Those who knew James described him as someone who was wholeheartedly committed to the fight for civil rights. At an early age, James followed his passion for justice with action. At age 15, James and several of his classmates were suspended from school for wearing paper badges reading “NAACP” to show their support for the national civil rights organization. While button-wearing may seem like a mundane act today, in 1958 it was a true show of defiance in the face of the Jim Crow South. This sign of solidarity with the NAACP was enough to garner a week’s suspension from a segregated high school because the principal feared the reaction of the all-white school board.
James continued his activism after graduation by joining the “Freedom Bus” movement in 1962. At the age of 19, James boarded the front of a bus headed for Greenville, Mississippi. Local police escorted the bus out of city limits and warned the activists that police were waiting with arrest warrants at the other end of their bus ride. At this point in James’ life, his relationship with his father began to dissipate as his father was unable to support such bold civic action. James didn’t let this deter him from continuing his activism. In 1963, James joined the Congress of Racial Equality (CORE) where he began organizing voter education classes. According to Bernice Sims, who was one of the last people to see James Earl Chaney alive, James began working closely with Michael “Mickey” Schwerner and eventually served as Mickey’s liaison.
Throughout the South, CORE established several Freedom Schools, which were temporary, alternative, and free schools for Black Americans to attend. They were originally part of a nationwide effort during the Civil Rights Movement to organize for social, political, and economic equality. One of those Freedom Schools, a church, was located in Neshoba County, Mississippi. On June 16, 1964, members of the Ku Klux Klan firebombed Mount Zion Methodist Church in Neshoba in an act of hate. Not even one week later, James Earl Chaney and Mickey Schwerner convinced church leaders to let them investigate the torched church. The church leaders agreed, and the two men set out to investigate the church with a young, white Jewish college student by the name of Andrew Goodman, a Freedom Summer volunteer who had traveled to Mississippi from New York.
The events that followed made national headlines for weeks, as all three men were brutally murdered upon arrival in Neshoba by the Ku Klux Klan. Their sacrifices spurred national momentum that eventually led to the passage of the Voting Rights Act of 1965.
James Earl Chaney’s story is one of an individual who believed he could make a difference. He believed that through collective action, things could change. He engaged in the same methods of civic engagement that our Andrew Goodman Ambassadors are utilizing today. Through voter education, voter registration drives, and community events, our Andrew Goodman Ambassadors are in many ways continuing Chaney’s story and passion. We believe that young people have always been and will always be the changemakers who push us forward toward a just and inclusive democracy.
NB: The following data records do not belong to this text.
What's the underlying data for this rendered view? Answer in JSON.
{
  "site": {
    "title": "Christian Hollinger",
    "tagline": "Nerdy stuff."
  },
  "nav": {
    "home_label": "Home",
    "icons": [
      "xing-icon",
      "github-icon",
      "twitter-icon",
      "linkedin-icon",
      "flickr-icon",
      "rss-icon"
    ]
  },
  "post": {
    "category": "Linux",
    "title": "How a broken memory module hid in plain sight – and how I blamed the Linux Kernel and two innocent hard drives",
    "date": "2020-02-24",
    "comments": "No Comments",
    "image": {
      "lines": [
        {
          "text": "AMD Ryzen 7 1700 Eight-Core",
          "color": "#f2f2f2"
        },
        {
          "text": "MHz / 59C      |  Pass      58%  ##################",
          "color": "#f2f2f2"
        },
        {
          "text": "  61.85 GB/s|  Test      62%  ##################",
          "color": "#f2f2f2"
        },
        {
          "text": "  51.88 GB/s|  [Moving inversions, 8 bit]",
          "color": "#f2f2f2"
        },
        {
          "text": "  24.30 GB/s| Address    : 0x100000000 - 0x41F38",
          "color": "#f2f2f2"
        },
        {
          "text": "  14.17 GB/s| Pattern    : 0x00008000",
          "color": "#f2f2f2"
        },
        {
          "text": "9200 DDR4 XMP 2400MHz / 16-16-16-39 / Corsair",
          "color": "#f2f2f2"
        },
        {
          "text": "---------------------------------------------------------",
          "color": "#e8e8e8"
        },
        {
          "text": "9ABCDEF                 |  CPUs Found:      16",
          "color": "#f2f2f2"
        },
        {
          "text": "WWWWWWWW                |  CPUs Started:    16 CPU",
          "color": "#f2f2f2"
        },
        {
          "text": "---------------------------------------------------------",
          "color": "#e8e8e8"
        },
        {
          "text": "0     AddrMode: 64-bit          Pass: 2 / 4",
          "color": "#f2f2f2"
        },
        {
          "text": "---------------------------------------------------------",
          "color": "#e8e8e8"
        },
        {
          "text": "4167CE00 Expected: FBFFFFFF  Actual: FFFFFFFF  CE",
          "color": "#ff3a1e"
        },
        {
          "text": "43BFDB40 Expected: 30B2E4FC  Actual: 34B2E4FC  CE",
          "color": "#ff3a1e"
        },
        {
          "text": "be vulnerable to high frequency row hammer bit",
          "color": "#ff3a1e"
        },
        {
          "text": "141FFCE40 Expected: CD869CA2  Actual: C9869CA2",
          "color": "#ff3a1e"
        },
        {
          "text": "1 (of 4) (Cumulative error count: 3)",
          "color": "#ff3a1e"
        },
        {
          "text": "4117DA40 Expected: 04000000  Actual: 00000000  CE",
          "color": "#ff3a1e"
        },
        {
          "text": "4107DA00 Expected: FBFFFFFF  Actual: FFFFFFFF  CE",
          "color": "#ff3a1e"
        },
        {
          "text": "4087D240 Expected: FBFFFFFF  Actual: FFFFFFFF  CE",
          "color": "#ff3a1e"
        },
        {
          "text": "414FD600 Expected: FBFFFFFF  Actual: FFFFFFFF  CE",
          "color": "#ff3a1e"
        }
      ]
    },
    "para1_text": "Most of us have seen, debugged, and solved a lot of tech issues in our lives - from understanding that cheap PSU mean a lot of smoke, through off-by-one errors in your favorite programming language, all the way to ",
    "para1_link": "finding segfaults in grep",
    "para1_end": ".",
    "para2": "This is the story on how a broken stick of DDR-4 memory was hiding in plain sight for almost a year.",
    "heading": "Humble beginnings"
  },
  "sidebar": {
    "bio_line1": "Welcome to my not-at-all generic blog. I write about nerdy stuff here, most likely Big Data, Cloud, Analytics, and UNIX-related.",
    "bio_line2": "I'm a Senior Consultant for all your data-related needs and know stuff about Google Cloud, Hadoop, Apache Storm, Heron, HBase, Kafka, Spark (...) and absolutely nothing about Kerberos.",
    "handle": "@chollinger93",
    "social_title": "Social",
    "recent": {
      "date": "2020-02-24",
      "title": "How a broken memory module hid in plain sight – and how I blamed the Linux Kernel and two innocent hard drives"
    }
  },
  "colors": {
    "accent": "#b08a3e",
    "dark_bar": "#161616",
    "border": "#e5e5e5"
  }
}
The momentum that James Earl Chaney and other young organizers created did not end during the Freedom Summer of 1964. That is why The Andrew Goodman Foundation will host its eighth annual Andrew Goodman National Civic Leadership Training Summit, themed Legacy Summer 2022 on August 11-12. During this virtual event, Andrew Goodman Ambassadors and young people from our partner organizations will gather to hear inspiring panels and participate in training sessions, just as young organizers did ahead of Freedom Summer. Join us at Legacy Summer 2022 by registering today. We hope to see you there as we continue the legacy of James Earl Chaney.
ABOUT THE AUTHOR
Mo Banks is the Digital Marketing Manager at The Andrew Goodman Foundation. They currently live in Arkansas with their wife and 4 kids, where they’ve been working as a digital communications specialist for the past 4 years.